First of all, welcome to LA Howard.
This blog started a year ago to examine Howard Stern’s contribution to society. At the time, everyone from my wife to my more intellectual friends to many readers thought the very idea was a joke. Howard Stern? The guy who does fart jokes and midget shtick? Mr. Lesbian Stripper? How could someone so lowbrow be so highbrow?
Well, it’s nice to know I’m not alone. Last week, on HuffingtonPost.com, a PR strategist named Mario Almonte wrote a brilliant essay that makes the argument I’ve been trying to make all along. He does it succinctly, cogently, and all those other SAT words. Here’s an excerpt:
For a man who almost single-handedly revolutionized the broadcasting industry and profoundly influenced modern American pop culture, radio personality Howard Stern continues to be spectacularly disrespected by his own colleagues and the media itself that he so radically transformed.
While personalities like Jack Benny and Edgar Bergen popularized radio as a medium for entertainment, Howard Stern transformed it into a weapon of mass destruction. He annihilated cultural taboos, relentlessly exposed the hypocrisies and double standards in society and the entertainment field. He confronted the charlatans in religion, politics, and the media—who often proved to be the worst offenders of the very things they railed against. He treated the physically and mentally disabled, the social misfits and other cast-offs from society like celebrities; while mercilessly ridiculing the rich and famous for their delusional sense of self-importance. His radio show was itself the first true, unflinchingly honest reality series long before the concept was even a glint in the eyes of television producers.
Through all the years and all the controversies—the obsessive efforts of the FCC to crush him with millions of dollars in fines for indecency; the relentless pursuit of fanatical fringe groups seeking to knock his show off the air because they thought him rude, crude and obnoxious—he not only persevered, he triumphed. He dominated the entertainment industry as one of the most popular radio personalities in North America—and in the history of broadcasting—for more than 20 years. He wrote two New York Times best sellers and starred in a number-one movie about his life. At the peak of his popularity, his radio show was syndicated in more than 60 markets in North America, with a listening audience estimated at 20 million.
When Stern moved his show from terrestrial to satellite radio in 2006, he caused a seismic shift in the dynamics of the two media.
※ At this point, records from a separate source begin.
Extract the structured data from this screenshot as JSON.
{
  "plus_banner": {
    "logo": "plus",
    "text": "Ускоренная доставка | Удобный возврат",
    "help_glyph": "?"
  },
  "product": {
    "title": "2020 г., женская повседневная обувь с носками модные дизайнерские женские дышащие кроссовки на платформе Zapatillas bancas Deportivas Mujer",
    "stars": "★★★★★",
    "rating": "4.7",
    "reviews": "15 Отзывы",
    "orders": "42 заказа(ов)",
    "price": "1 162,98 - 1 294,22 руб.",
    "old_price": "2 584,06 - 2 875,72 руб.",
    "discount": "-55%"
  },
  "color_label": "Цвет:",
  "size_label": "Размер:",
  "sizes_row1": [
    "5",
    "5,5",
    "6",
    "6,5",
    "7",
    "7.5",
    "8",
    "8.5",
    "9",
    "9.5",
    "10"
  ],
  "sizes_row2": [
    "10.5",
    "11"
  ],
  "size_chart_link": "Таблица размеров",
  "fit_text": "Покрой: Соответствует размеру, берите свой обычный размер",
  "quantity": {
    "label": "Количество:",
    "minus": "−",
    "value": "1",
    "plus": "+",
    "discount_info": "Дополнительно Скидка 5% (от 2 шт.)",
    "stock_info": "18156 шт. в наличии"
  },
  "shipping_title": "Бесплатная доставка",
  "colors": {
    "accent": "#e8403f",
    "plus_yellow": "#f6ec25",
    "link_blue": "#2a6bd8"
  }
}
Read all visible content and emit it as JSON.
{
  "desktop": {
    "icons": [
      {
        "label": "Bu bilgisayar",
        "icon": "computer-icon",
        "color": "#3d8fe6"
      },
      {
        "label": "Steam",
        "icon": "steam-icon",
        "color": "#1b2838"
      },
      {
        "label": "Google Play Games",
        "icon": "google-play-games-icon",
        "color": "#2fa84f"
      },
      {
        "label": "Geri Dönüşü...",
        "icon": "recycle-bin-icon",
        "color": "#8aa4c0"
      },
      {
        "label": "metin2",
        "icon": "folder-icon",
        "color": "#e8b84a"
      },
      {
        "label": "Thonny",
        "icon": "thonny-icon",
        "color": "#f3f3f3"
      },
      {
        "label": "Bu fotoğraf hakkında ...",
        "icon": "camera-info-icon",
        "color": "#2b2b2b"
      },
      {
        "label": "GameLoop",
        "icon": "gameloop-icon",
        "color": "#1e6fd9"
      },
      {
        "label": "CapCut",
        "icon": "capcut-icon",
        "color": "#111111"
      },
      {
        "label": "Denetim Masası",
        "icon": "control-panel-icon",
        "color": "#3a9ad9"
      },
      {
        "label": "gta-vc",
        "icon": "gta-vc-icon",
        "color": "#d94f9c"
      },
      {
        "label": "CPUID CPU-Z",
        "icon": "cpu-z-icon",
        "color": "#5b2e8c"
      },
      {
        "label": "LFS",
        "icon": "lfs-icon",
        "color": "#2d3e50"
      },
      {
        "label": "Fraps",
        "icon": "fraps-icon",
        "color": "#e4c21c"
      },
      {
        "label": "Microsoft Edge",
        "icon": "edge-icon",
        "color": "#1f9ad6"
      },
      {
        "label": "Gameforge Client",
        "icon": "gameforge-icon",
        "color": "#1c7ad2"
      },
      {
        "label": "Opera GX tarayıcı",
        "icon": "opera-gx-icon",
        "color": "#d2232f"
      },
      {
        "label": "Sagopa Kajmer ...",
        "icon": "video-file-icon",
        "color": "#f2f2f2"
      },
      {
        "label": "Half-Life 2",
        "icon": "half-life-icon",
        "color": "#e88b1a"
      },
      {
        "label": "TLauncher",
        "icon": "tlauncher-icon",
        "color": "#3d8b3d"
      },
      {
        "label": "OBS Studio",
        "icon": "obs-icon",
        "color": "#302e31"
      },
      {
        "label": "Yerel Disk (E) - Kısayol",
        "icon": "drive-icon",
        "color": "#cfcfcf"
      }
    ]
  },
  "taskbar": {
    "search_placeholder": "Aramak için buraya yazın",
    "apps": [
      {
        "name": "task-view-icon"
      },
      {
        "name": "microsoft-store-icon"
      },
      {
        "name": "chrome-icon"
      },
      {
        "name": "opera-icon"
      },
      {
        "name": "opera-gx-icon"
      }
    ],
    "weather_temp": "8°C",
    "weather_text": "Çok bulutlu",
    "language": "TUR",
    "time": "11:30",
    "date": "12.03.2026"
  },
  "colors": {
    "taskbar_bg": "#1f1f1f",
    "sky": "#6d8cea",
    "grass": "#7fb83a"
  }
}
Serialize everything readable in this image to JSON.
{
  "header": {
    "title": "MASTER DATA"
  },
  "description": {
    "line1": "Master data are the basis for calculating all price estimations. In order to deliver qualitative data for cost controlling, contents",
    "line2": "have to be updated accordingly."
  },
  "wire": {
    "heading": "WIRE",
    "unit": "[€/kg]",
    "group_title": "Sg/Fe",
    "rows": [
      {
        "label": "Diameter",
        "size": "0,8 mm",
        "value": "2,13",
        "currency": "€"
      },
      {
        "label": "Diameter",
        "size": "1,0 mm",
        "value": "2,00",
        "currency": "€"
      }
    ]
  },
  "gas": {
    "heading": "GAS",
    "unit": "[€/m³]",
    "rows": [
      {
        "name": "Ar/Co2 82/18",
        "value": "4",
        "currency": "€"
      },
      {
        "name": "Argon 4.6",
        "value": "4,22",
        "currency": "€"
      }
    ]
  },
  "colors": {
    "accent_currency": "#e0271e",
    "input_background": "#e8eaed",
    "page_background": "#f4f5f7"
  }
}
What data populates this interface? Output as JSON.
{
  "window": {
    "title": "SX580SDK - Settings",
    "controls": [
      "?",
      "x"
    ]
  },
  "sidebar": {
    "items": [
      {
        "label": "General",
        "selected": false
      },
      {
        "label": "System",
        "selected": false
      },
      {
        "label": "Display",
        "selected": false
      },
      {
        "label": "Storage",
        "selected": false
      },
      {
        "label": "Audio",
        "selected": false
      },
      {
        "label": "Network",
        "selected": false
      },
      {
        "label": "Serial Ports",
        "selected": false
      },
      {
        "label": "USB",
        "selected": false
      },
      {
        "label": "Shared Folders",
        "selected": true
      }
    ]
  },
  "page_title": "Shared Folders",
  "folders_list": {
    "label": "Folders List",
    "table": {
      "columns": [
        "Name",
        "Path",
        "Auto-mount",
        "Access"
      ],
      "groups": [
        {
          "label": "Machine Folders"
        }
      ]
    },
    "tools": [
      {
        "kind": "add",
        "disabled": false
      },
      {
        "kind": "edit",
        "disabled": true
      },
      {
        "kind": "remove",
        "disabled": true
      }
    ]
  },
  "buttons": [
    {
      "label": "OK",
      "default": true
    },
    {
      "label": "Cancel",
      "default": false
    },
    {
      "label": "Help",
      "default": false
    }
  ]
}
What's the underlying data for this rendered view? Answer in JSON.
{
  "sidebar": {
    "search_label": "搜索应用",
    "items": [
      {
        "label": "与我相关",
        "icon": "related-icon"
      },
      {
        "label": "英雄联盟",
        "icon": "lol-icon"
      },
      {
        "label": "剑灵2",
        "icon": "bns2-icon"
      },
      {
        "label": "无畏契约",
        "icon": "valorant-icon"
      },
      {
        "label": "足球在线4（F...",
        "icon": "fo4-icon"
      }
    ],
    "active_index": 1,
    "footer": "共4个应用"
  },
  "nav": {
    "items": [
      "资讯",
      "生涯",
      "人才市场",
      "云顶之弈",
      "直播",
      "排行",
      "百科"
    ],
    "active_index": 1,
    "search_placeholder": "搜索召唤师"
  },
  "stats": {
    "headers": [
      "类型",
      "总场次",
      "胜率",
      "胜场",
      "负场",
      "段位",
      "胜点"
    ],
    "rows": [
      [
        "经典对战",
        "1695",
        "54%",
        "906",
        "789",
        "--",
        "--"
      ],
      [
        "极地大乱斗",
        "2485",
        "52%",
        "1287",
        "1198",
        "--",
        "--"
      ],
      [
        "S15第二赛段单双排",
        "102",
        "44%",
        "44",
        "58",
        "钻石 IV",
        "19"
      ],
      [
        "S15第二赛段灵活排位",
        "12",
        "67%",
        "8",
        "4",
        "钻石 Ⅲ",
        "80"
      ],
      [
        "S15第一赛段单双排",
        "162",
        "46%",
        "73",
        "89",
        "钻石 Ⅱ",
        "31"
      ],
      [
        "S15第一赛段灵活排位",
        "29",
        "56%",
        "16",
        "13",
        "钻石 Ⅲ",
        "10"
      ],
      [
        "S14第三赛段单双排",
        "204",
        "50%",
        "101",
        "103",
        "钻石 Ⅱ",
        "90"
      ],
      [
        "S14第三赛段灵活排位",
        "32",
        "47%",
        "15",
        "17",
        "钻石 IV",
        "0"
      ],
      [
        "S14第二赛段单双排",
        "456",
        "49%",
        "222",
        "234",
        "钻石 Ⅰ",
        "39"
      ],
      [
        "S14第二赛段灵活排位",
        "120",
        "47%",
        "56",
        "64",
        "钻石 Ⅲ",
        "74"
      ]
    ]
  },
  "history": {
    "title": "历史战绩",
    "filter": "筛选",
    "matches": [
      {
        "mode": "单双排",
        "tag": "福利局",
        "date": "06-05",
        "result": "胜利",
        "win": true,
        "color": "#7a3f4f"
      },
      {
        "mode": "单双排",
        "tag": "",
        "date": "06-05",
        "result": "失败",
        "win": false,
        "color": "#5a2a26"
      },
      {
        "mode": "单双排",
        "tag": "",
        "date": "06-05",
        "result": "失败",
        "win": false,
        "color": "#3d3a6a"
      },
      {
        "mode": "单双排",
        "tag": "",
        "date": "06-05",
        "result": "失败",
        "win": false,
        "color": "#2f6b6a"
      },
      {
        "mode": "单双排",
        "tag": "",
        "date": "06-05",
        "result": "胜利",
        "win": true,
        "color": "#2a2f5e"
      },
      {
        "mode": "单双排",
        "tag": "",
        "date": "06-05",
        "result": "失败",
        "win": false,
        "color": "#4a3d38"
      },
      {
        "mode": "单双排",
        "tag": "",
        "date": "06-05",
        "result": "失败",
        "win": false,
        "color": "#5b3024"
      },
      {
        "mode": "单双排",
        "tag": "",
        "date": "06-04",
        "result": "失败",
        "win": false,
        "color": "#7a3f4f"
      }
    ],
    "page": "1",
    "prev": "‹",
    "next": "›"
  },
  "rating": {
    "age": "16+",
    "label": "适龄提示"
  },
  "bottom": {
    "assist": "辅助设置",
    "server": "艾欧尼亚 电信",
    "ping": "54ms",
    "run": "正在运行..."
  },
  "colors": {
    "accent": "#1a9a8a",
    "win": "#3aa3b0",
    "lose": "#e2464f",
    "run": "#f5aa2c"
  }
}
He instantly lifted the struggling satellite technology to prominence, while driving another nail in the coffin of terrestrial radio by creating a vacuum of talent that pushed it to bleed listeners faster than ever before. The company he landed on, Sirius Radio, struggling to lure memberships up to that point, saw its subscriber base skyrocket. More than 180,000 new receivers were activated on the day before he launched his show on January 8, and millions of more fans signed up in the coming months. The $500 million paycheck that Sirius gave Stern made him one of the richest persons in show business, rivaling Martha Stewart and Oprah. Time magazine voted him among its 100 “Leaders in the Limelight” and Forbes ranked him in the #7 spot on its annual celebrity power ranking.
If anyone ignored, dismissed or denied the existence or impact of Howard Stern before, they no longer could.
Stern read a portion of the essay on air last week. And he thanked Almonte. Which shows something else: Howard, along with everything else, has class.